you dredged up a really, really old post.
Now, for your question. Re-distillation is usually done for a couple of reasons.
1. you are using a simple pot still, and 2 runs are required to get the proof up.
2. you are running a column still to make neutral, and want to make a cleaner neutral.
For both of these, you usually perform the first run, which is often called a stripping run. In this run, you would normally run the still about as fast as you can, take few (if any) cuts, and run it until all of the ethanol has been removed from the boiler (well, until almost all is gone). Now, any run can be 'called' a strip run. If you have run it through a column, but something got messed up, then you can still 'call' it a stripping run (if you got all the ethanol out).
Now, for the first 'kind' (simple pot still), frequently, people will distill about 1/4 to 1/3 the original volume in the strip. Then they will do a couple of these, and combine them all into a 2nd run. So, you start out with 30 gallons of 10%, run 3 stripping runs of 10 gallons each, and end up with 8 to 10 gallons of 30-35% 'low' wines. These low wines are then run again, slower and carefully this time, taking careful cuts.
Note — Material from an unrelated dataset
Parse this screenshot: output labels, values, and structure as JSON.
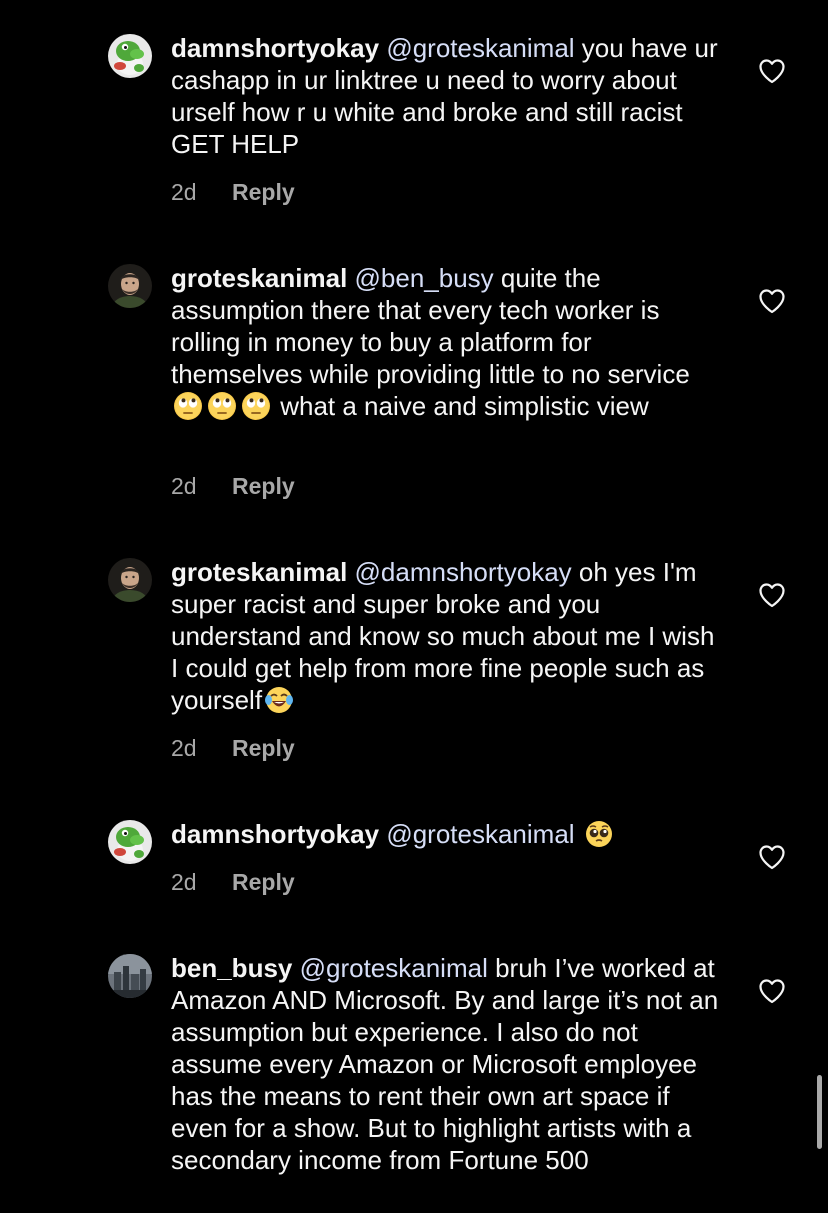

You will end up with about 4 gallons of 65% or so (barrel strength) and a couple gallons of feigns (heads and tails). These would be put into the next stripping run, to reclaim the ethanol.
For a column still, again, the first run is usually a stripping run. However, a column will output a higher proof product, even if running fast and not worrying about cuts. This is the part that you will want to water down. So, say you started with 10 gallons of that same 10%. Run though a column, you would likely end up with 2 gallons of 50% (or even less volume at higher percentage), by the time you exhausted all of the ethanol from the boiler. This will vary greatly, and depend upon how fast you can run, and how little percentage of reflux you can get the still to run at. Some will make a 'semi-normal' 1st run, so may end up with a gallon or so, of 90-95% from their first run.
There are a couple of reasons to water down. Some are safety. Some are economy, and some are helpful for making a cleaner end product.
1. (safety first) you will NEVER want to put anything stronger than 40% into a boiler (some would say even less than this). The reason for this, is that 40% is about the lowest percentage of ethanol/water mix that will burn. This is not entirely true, since when hot (it's boiling in the boiler), a lower percentage WILL burn. Now, why you want to keep the ABV under 40%, is that if you have a problem with the boiler, such as it springs a leak, has a cato failure, the burner stand falls over, etc, you are going to have hot ethanol mix all over the place. Big fire danger. Keeping the ABV lower helps to reduce this. If the ABV is low enough, it will not burn at all, so if there is spillage of any kind, it will not ignite. ADDITIONAL SAFETY NOTE. Keep a bucket (or more) of water right next to the still. If you do have a problem with the boiler, you can kick over that bucket(S) quickly, and retreat back, and if there is any ground fire, the water will lower the ABV of any liquid, and the fire will die out.
2. (economy). It actually takes less power, to distill out the ethanol from a lower concentration, than trying to crack it apart if the ABV is 'too' high. Also, it is much more economical (time and power), to do 4 stripping runs, followed by a slow, careful spirit run, than trying to do 4 slow careful spirit runs from the original wash.
3. (cleaner product). Doing a stripping run, then a careful 2nd run, produces a cleaner end product. That first run, concentrates the ethanol. It removes ANY left over solids (or dead yeast). Also, if you have to water it down (say it was 70% and you drop it to 35%), that water will help to wash out flavors that carried over in the first run. Yes, in the boiler on your first run, there was a LOT of the nasty flavor/smell stuff, but not all of it. When you do the spirit run, you will find that what is left in the boiler will still have a lot of skanky smell to it.
Hillbilly Rebel: Unless you are one of the people on this site who are legalling distilling, keep a low profile, don't tell, don't sell.